By Jay Settle
AT CORSAIR ARTISAN DISTILLERY IN
Nashville, where I work, we came across a
1920s copper still that escaped Prohibition,
and we were dying to put it to good use.
Unfortunately, it was missing the crucial
piece that allows us to view temperature
readings, which reveal everything about the
distillation process from beginning to end.
When you want a monotonous task to just
work itself out, day after day, learn Arduino.
Recently, I had messed around with Arduino to
turn things on and off, and I knew I could wire
up a couple of temperature sensors and view
the still’s temperature on an LCD screen.
In addition, we’ve got a bit of a time pinch
when the liquid begins to foam — we have to
cut the heat within 10 seconds so it doesn’t
boil over into the batch. Foam-over in a still
run is catastrophic!
To prevent it, distillers either use a silicon
anti-foaming agent (yuck), or, like us, they use
their eyes to visually monitor it through a sight
glass and then adjust the heat accordingly.
During each distillation, we wait for the foam
to pass by the sight glass, and then cut the
heat to let the mash settle. After 5 minutes, we
turn the heat back on at a lower setting and let
it roll for the remainder of the distillation.
I found a photoresistor that could measure
light, wired it into the microcontroller, and
placed it over the sight glass. There’s a significant light shift when the light reflects off
the foam. I wired a 12V motor to the still to
control the heat, and a water on/off valve to
control water flow to the condenser. This way,
the Arduino could have a “digital eye” into the
sight glass, watching relentlessly for the foam
and controlling the heat accordingly.
I spent some time perfecting the code, and
now we pump in the liquid, flip a switch, and

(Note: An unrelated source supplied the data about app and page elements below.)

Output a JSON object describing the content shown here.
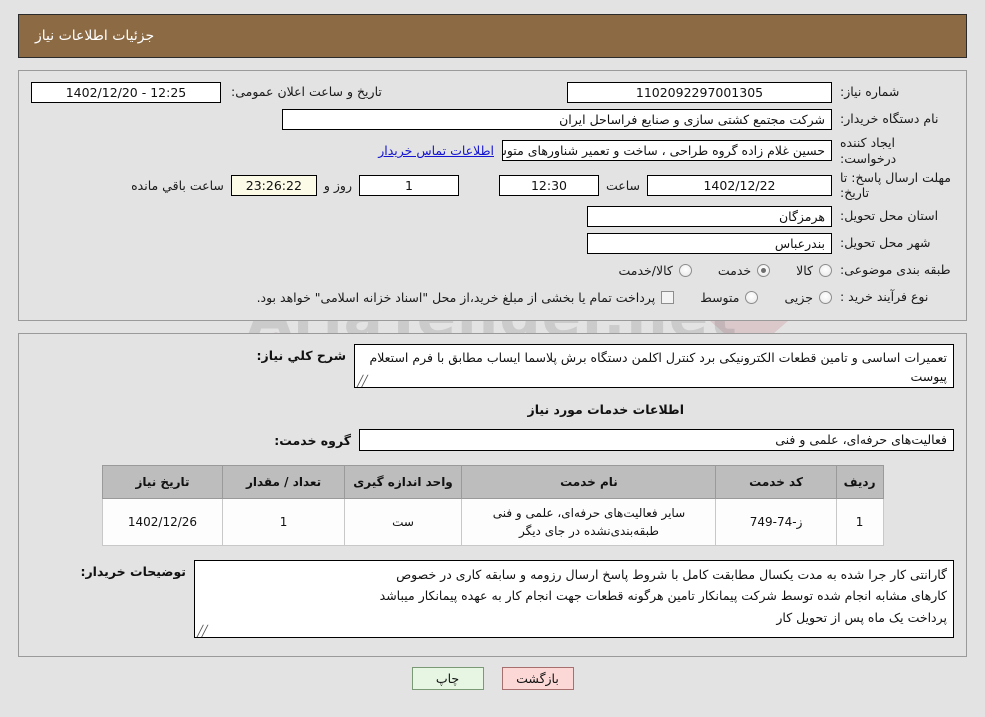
{
  "header": {
    "title": "جزئیات اطلاعات نیاز"
  },
  "form": {
    "need_number_label": "شماره نیاز:",
    "need_number_value": "1102092297001305",
    "announce_label": "تاریخ و ساعت اعلان عمومی:",
    "announce_value": "12:25 - 1402/12/20",
    "buyer_label": "نام دستگاه خریدار:",
    "buyer_value": "شرکت مجتمع کشتی سازی و صنایع فراساحل ایران",
    "creator_label": "ایجاد کننده درخواست:",
    "creator_value": "حسین  غلام زاده گروه طراحی ، ساخت و تعمیر شناورهای متوسط شرکت مجتد",
    "contact_link": "اطلاعات تماس خریدار",
    "deadline_label": "مهلت ارسال پاسخ: تا تاریخ:",
    "deadline_date": "1402/12/22",
    "hour_word": "ساعت",
    "deadline_time": "12:30",
    "days_value": "1",
    "days_word": "روز و",
    "timer_value": "23:26:22",
    "remaining_word": "ساعت باقي مانده",
    "province_label": "استان محل تحویل:",
    "province_value": "هرمزگان",
    "city_label": "شهر محل تحویل:",
    "city_value": "بندرعباس",
    "category_label": "طبقه بندی موضوعی:",
    "category_options": [
      {
        "label": "کالا",
        "selected": false
      },
      {
        "label": "خدمت",
        "selected": true
      },
      {
        "label": "کالا/خدمت",
        "selected": false
      }
    ],
    "process_label": "نوع فرآیند خرید :",
    "process_options": [
      {
        "label": "جزیی",
        "selected": false
      },
      {
        "label": "متوسط",
        "selected": false
      }
    ],
    "treasury_note": "پرداخت تمام یا بخشی از مبلغ خرید،از محل \"اسناد خزانه اسلامی\" خواهد بود."
  },
  "description": {
    "label": "شرح کلي نیاز:",
    "value": "تعمیرات اساسی و تامین قطعات الکترونیکی برد کنترل اکلمن دستگاه برش پلاسما ایساب مطابق با فرم استعلام پیوست"
  },
  "services": {
    "section_title": "اطلاعات خدمات مورد نیاز",
    "group_label": "گروه خدمت:",
    "group_value": "فعالیت‌های حرفه‌ای، علمی و فنی",
    "columns": [
      "ردیف",
      "کد خدمت",
      "نام خدمت",
      "واحد اندازه گیری",
      "تعداد / مقدار",
      "تاریخ نیاز"
    ],
    "rows": [
      {
        "radif": "1",
        "code": "ز-74-749",
        "name": "سایر فعالیت‌های حرفه‌ای، علمی و فنی طبقه‌بندی‌نشده در جای دیگر",
        "unit": "ست",
        "qty": "1",
        "date": "1402/12/26"
      }
    ]
  },
  "buyer_notes": {
    "label": "توضیحات خریدار:",
    "lines": [
      "گارانتی کار جرا شده به مدت یکسال        مطابقت کامل با شروط پاسخ         ارسال رزومه  و سابقه کاری در خصوص",
      "کارهای مشابه انجام شده توسط شرکت پیمانکار         تامین هرگونه قطعات  جهت انجام کار به عهده پیمانکار میباشد",
      "پرداخت یک ماه پس از تحویل کار"
    ]
  },
  "buttons": {
    "print": "چاپ",
    "back": "بازگشت"
  },
  "watermark": {
    "text": "AriaTender.net"
  },
  "colors": {
    "header_bg": "#8b6a44",
    "link": "#1414d2",
    "timer_bg": "#fbfbe8",
    "print_bg": "#e6f6e2",
    "back_bg": "#fbd8d6"
  }
}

walk away. The Arduino handles the rest. ;
Jay Settle’s passion for automation with Arduino is documented
176 Make: makezine.com/29